A crowd had formed around Firepaw and Graypaw, although apparently they were now Fireheart and Graystripe. Had I really zoned out an entire ceremony? It was so unfair! They were younger than me. Why did they get to become warriors? Because they broke the code a few times?

(Focus on the anger, Dustpaw. Resent them.)

Once the others had left for their dens - were they truly not going to hold a vigil for Ravenpaw and Spottedleaf? - I deigned approach the newly named warriors. The gray and ginger duo were already situated in the center of the clearing. "So, Bluestar once again showed leniency on the code breakers. Not just leniency, but a reward." I noted that, despite their rank, I was still larger in stature than either of them.

"Don't answer him," Graystripe muttered. "He's just jealous."

"At least answer one question." Silence. I cleared my throat. "You saw Ravenpaw's body, right?"

Fireheart stiffly nodded.

"Was . . . do you think his death was quick or painful?" Green and yellow eyes met, confused, and I continued "Not that I really care, but I'm curious. You didn't bother to bring him back, so na-"

"He was torn to shreds. Pieces of flesh and blood was everywhere. Even in death, his face was frozen in agony. Had the stench of ShadowClan not filled the entire area, I would have assumed a pack of foxes got him. There was nothing to bring back."

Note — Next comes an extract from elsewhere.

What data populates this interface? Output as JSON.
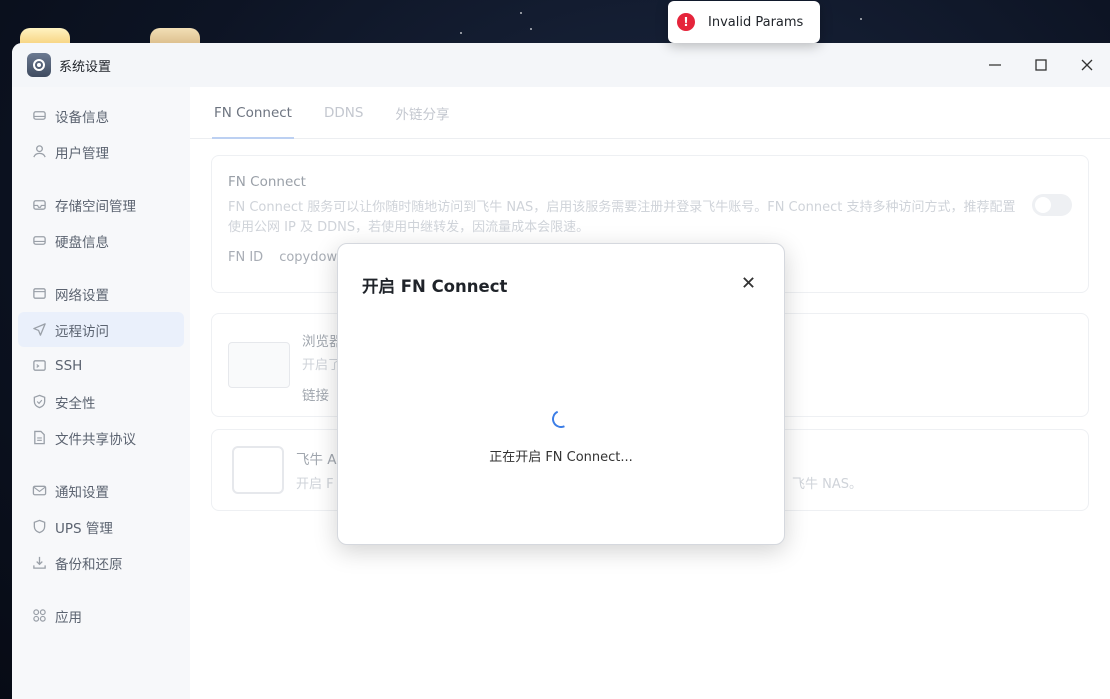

Fireheart's answer was certainly . . . straightforward. His state was steady, and his voice shook with emotion. The way he worded the situation was enough for me to visualize a vivid picture. I wanted to vomit. Not trusting myself to speak, I curtly nodded and retreated. My nest awaited.

Graystripe and Fireheart weren't the only ones who stayed up all night, and when Darkstripe complained about my obvious exhaustion and nicked my ear, I said nothing.

I deserved worse.